  • *Lindly, O., Nario-Redmond, M. R., & Noel, J. G. (2014). Creatively re-defining fat: Identification predicts strategic responses to stigma, ingroup attitudes, and well-being. Fat Studies: An Interdisciplinary Journal of Body Weight and Society, 3(2), 179-195. DOI 10.1090/21604851.2014.865968
  • Nario-Redmond, M. R., Noel, J. G, & *Fern, E. (2013). Redefining disability, reimagining the self: Disability identification predicts self-esteem and strategic responses to stigma. Self and Identity, 12(5), 468-488. DOI: 10.1080/15298868.2012.681118
  • Grahe, J. E., Reifman, A., Herman, A., Walker, M., Oleson, K. C., Nario-Redmond, M. R, & Wiebe, R. P. (2012). Harnessing the undiscovered resource of student research projects. Perspectives on Psychological Science, 7, 605. DOI: 10.1177/1745691612459057

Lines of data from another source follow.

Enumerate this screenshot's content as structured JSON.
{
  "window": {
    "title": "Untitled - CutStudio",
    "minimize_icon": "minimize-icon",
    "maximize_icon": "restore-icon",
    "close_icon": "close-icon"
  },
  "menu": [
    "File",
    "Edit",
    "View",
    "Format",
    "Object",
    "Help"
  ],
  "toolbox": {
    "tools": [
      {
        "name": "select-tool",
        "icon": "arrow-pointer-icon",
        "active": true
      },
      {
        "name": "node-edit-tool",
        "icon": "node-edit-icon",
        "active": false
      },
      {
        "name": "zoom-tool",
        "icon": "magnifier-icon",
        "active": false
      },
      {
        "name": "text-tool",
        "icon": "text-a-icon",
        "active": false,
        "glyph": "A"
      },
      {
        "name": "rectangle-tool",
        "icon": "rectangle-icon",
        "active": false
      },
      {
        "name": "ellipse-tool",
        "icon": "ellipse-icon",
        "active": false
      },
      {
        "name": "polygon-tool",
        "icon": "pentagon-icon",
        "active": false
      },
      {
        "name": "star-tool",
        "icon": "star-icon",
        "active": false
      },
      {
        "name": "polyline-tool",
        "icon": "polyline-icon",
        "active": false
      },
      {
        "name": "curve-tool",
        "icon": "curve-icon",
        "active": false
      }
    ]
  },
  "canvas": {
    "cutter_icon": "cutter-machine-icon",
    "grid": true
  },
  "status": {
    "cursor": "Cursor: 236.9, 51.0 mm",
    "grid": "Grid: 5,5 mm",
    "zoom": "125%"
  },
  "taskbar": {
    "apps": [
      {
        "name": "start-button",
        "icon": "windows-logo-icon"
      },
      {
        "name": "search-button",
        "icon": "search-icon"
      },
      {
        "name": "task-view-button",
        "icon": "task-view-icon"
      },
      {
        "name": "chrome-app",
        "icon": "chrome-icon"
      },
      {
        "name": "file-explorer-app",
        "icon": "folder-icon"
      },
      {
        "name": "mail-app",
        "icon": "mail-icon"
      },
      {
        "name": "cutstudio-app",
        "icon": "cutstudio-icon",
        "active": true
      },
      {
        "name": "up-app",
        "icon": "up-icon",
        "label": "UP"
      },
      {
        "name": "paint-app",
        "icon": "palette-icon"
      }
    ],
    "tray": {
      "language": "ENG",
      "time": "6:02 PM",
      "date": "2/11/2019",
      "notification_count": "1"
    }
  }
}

*undergraduate student collaborators

My ResearchGate

Fun Facts

  • Nario-Redmond is a member of the band Swapmeet and a former radio DJ.
  • She is a first-generation college student.

Additional Links

LinkedIn Icon to my profile  PDF Icon linked to my CV   Sample Syllabus

Ableism: The Causes and Consequences of Disability Prejudice (2019)